The fourth volume of the Atlases of Biodiversity that I illustrated – Flora of the world – is out in bookstores.
Like the previous ones, this has been written by the unique Emanuela Durand, and published by Sassi Junior.
After a highly challenging selection, in the book you will find 26 plants from all over the world. They are not just casual plants, but all of them have features that amazed me and made me passionate about the subject. Yes, I must admit that before working on this book, the vegetal world had never excited me so much, but of course I’ve happily changed my mind.
For example, I have found that the lotus has leaves that can reach one meter in length and that are completely impermeable, so that water and dirt do not adhere to its surface.
Or that the dragon tree is named that way because of numerous legends about the red resin that the tree produces, known since ancient times as “dragon’s blood” and used as medicine and dye.

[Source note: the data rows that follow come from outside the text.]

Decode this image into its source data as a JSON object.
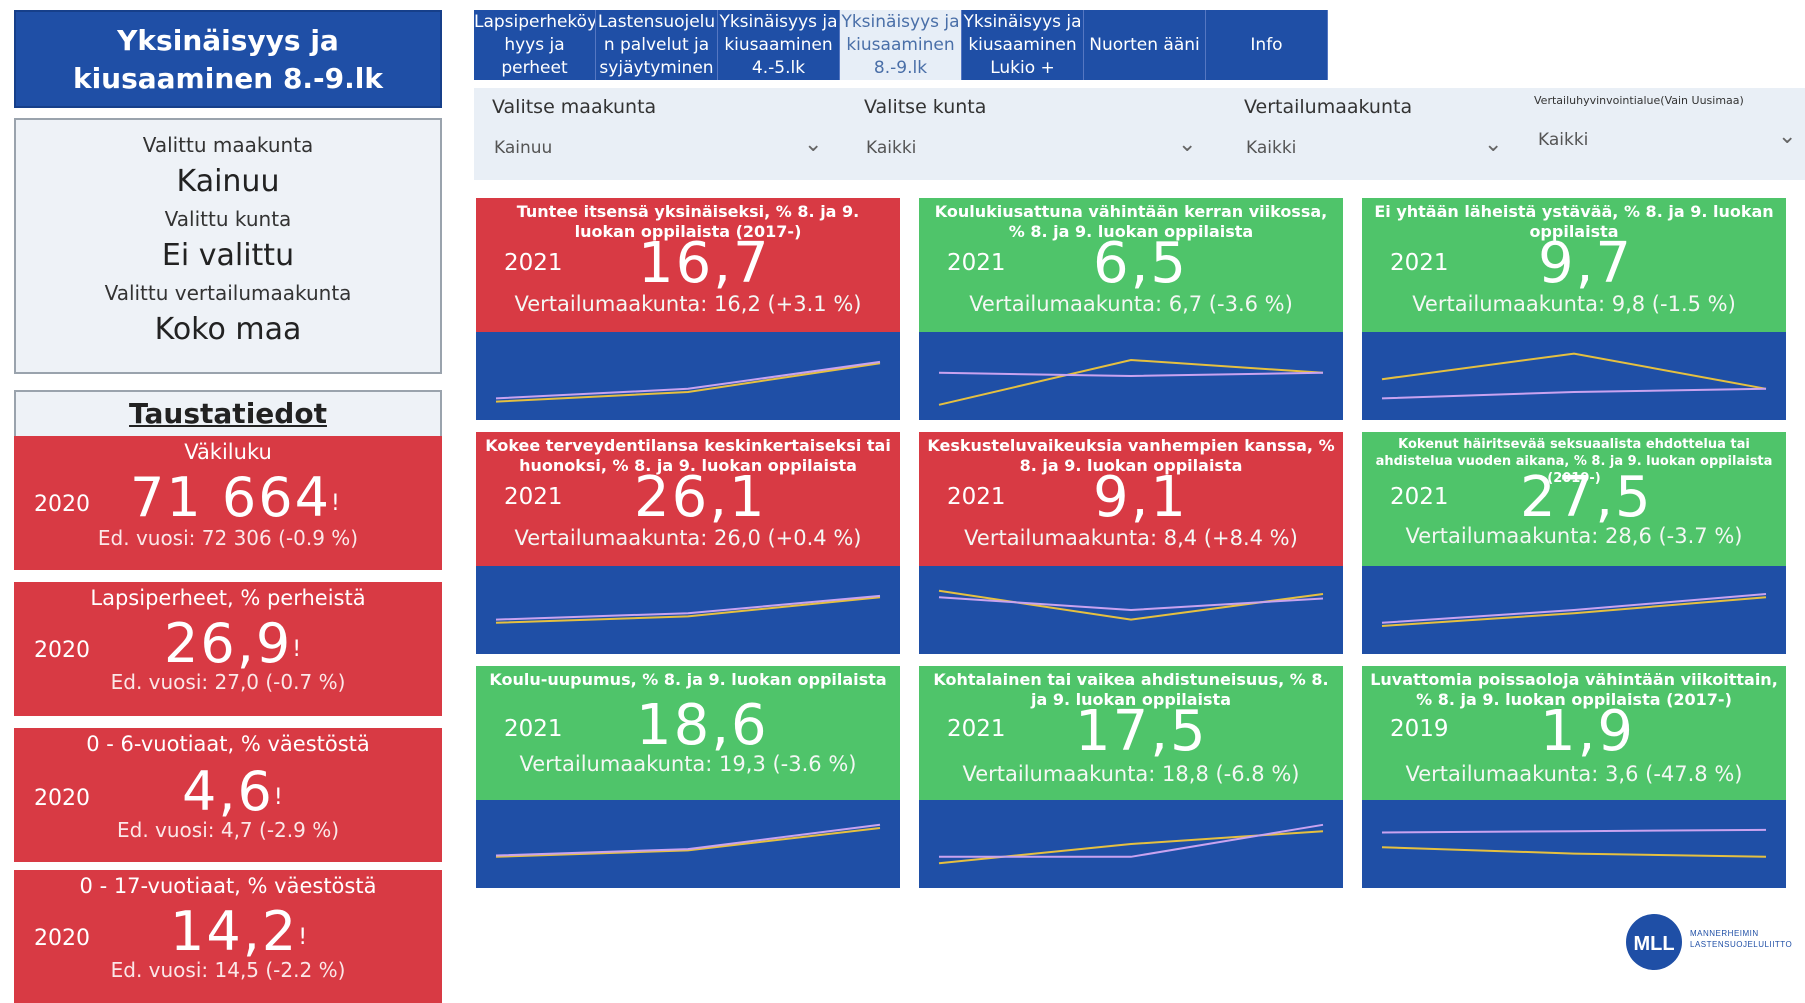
{
  "app_title": "Yksinäisyys ja kiusaaminen 8.-9.lk",
  "selection": {
    "maakunta_label": "Valittu maakunta",
    "maakunta_value": "Kainuu",
    "kunta_label": "Valittu kunta",
    "kunta_value": "Ei valittu",
    "vertailu_label": "Valittu vertailumaakunta",
    "vertailu_value": "Koko maa"
  },
  "background": {
    "header": "Taustatiedot",
    "cards": [
      {
        "label": "Väkiluku",
        "year": "2020",
        "value": "71 664",
        "mark": "!",
        "prev": "Ed. vuosi: 72 306 (-0.9 %)"
      },
      {
        "label": "Lapsiperheet, % perheistä",
        "year": "2020",
        "value": "26,9",
        "mark": "!",
        "prev": "Ed. vuosi: 27,0 (-0.7 %)"
      },
      {
        "label": "0 - 6-vuotiaat, % väestöstä",
        "year": "2020",
        "value": "4,6",
        "mark": "!",
        "prev": "Ed. vuosi: 4,7 (-2.9 %)"
      },
      {
        "label": "0 - 17-vuotiaat, % väestöstä",
        "year": "2020",
        "value": "14,2",
        "mark": "!",
        "prev": "Ed. vuosi: 14,5 (-2.2 %)"
      }
    ]
  },
  "tabs": [
    {
      "label": "Lapsiperheköy hyys ja perheet",
      "active": false
    },
    {
      "label": "Lastensuojelu n palvelut ja syjäytyminen",
      "active": false
    },
    {
      "label": "Yksinäisyys ja kiusaaminen 4.-5.lk",
      "active": false
    },
    {
      "label": "Yksinäisyys ja kiusaaminen 8.-9.lk",
      "active": true
    },
    {
      "label": "Yksinäisyys ja kiusaaminen Lukio +",
      "active": false
    },
    {
      "label": "Nuorten ääni",
      "active": false
    },
    {
      "label": "Info",
      "active": false
    }
  ],
  "filters": [
    {
      "label": "Valitse maakunta",
      "value": "Kainuu"
    },
    {
      "label": "Valitse kunta",
      "value": "Kaikki"
    },
    {
      "label": "Vertailumaakunta",
      "value": "Kaikki"
    },
    {
      "label": "Vertailuhyvinvointialue(Vain Uusimaa)",
      "value": "Kaikki"
    }
  ],
  "kpis": [
    {
      "title": "Tuntee itsensä yksinäiseksi, % 8. ja 9. luokan oppilaista (2017-)",
      "year": "2021",
      "value": "16,7",
      "compare": "Vertailumaakunta: 16,2 (+3.1 %)",
      "color": "red",
      "chart_data": {
        "type": "line",
        "series": [
          {
            "color": "#e5c040",
            "values": [
              0.1,
              0.25,
              0.7
            ]
          },
          {
            "color": "#c9a3f0",
            "values": [
              0.15,
              0.3,
              0.72
            ]
          }
        ]
      }
    },
    {
      "title": "Koulukiusattuna vähintään kerran viikossa, % 8. ja 9. luokan oppilaista",
      "year": "2021",
      "value": "6,5",
      "compare": "Vertailumaakunta: 6,7 (-3.6 %)",
      "color": "green",
      "chart_data": {
        "type": "line",
        "series": [
          {
            "color": "#e5c040",
            "values": [
              0.05,
              0.75,
              0.55
            ]
          },
          {
            "color": "#c9a3f0",
            "values": [
              0.55,
              0.5,
              0.55
            ]
          }
        ]
      }
    },
    {
      "title": "Ei yhtään läheistä ystävää, % 8. ja 9. luokan oppilaista",
      "year": "2021",
      "value": "9,7",
      "compare": "Vertailumaakunta: 9,8 (-1.5 %)",
      "color": "green",
      "chart_data": {
        "type": "line",
        "series": [
          {
            "color": "#e5c040",
            "values": [
              0.45,
              0.85,
              0.3
            ]
          },
          {
            "color": "#c9a3f0",
            "values": [
              0.15,
              0.25,
              0.3
            ]
          }
        ]
      }
    },
    {
      "title": "Kokee terveydentilansa keskinkertaiseksi tai huonoksi, % 8. ja 9. luokan oppilaista",
      "year": "2021",
      "value": "26,1",
      "compare": "Vertailumaakunta: 26,0 (+0.4 %)",
      "color": "red",
      "chart_data": {
        "type": "line",
        "series": [
          {
            "color": "#e5c040",
            "values": [
              0.3,
              0.4,
              0.7
            ]
          },
          {
            "color": "#c9a3f0",
            "values": [
              0.35,
              0.45,
              0.72
            ]
          }
        ]
      }
    },
    {
      "title": "Keskusteluvaikeuksia vanhempien kanssa, % 8. ja 9. luokan oppilaista",
      "year": "2021",
      "value": "9,1",
      "compare": "Vertailumaakunta: 8,4 (+8.4 %)",
      "color": "red",
      "chart_data": {
        "type": "line",
        "series": [
          {
            "color": "#e5c040",
            "values": [
              0.8,
              0.35,
              0.75
            ]
          },
          {
            "color": "#c9a3f0",
            "values": [
              0.7,
              0.5,
              0.68
            ]
          }
        ]
      }
    },
    {
      "title": "Kokenut häiritsevää seksuaalista ehdottelua tai ahdistelua vuoden aikana, % 8. ja 9. luokan oppilaista (2019-)",
      "year": "2021",
      "value": "27,5",
      "compare": "Vertailumaakunta: 28,6 (-3.7 %)",
      "color": "green",
      "chart_data": {
        "type": "line",
        "series": [
          {
            "color": "#e5c040",
            "values": [
              0.25,
              0.45,
              0.7
            ]
          },
          {
            "color": "#c9a3f0",
            "values": [
              0.3,
              0.5,
              0.75
            ]
          }
        ]
      }
    },
    {
      "title": "Koulu-uupumus, % 8. ja 9. luokan oppilaista",
      "year": "2021",
      "value": "18,6",
      "compare": "Vertailumaakunta: 19,3 (-3.6 %)",
      "color": "green",
      "chart_data": {
        "type": "line",
        "series": [
          {
            "color": "#e5c040",
            "values": [
              0.3,
              0.4,
              0.75
            ]
          },
          {
            "color": "#c9a3f0",
            "values": [
              0.32,
              0.42,
              0.8
            ]
          }
        ]
      }
    },
    {
      "title": "Kohtalainen tai vaikea ahdistuneisuus, % 8. ja 9. luokan oppilaista",
      "year": "2021",
      "value": "17,5",
      "compare": "Vertailumaakunta: 18,8 (-6.8 %)",
      "color": "green",
      "chart_data": {
        "type": "line",
        "series": [
          {
            "color": "#e5c040",
            "values": [
              0.2,
              0.5,
              0.7
            ]
          },
          {
            "color": "#c9a3f0",
            "values": [
              0.3,
              0.3,
              0.8
            ]
          }
        ]
      }
    },
    {
      "title": "Luvattomia poissaoloja vähintään viikoittain, % 8. ja 9. luokan oppilaista (2017-)",
      "year": "2019",
      "value": "1,9",
      "compare": "Vertailumaakunta: 3,6 (-47.8 %)",
      "color": "green",
      "chart_data": {
        "type": "line",
        "series": [
          {
            "color": "#e5c040",
            "values": [
              0.45,
              0.35,
              0.3
            ]
          },
          {
            "color": "#c9a3f0",
            "values": [
              0.68,
              0.7,
              0.72
            ]
          }
        ]
      }
    }
  ],
  "logo": {
    "text": "MLL",
    "subtitle": "MANNERHEIMIN LASTENSUOJELULIITTO"
  }
}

During and after the realization of the book I tried to read more on the subject and, at the end of the work, I also decided to go and see with my own eyes some plants that I have drawn, such as the wollemia, a tree discovered in 1994 and which retains the characteristics of prehistoric plants. It is one of the rarest trees in the world: in nature there are only a few hundred specimens in a secret location in Australia, hidden from tourism. Some plants have been propagated and today one can be found in the Botanical Garden of Merano! It’s funny, but I wouldn’t have been so excited even if I had to meet a famous person!
I also met and observed other plants such as the lotus, also in Merano, and the gingko and lithops of the Padova botanical garden. The feeling was the same of meeting old friends.
Like in the previous books, I wanted to integrate some plant elements collected directly from nature into the pages of the Atlas.
In the illustration of the gingko I used real tree leaves to create stamps which I then digitized and used to enrich the background.
Working on this book gave me the opportunity to understand that plants are not inanimate organisms on the backdrop of the natural world, but are instead able to communicate, have a sense of direction and even move to perform actions!
I hope this book will make you as passionate about botany as it did with me! If you want to write me to tell me what you think: firstname.lastname@example.org
Find the book in bookstores, on the Sassi Junior website, and in online stores!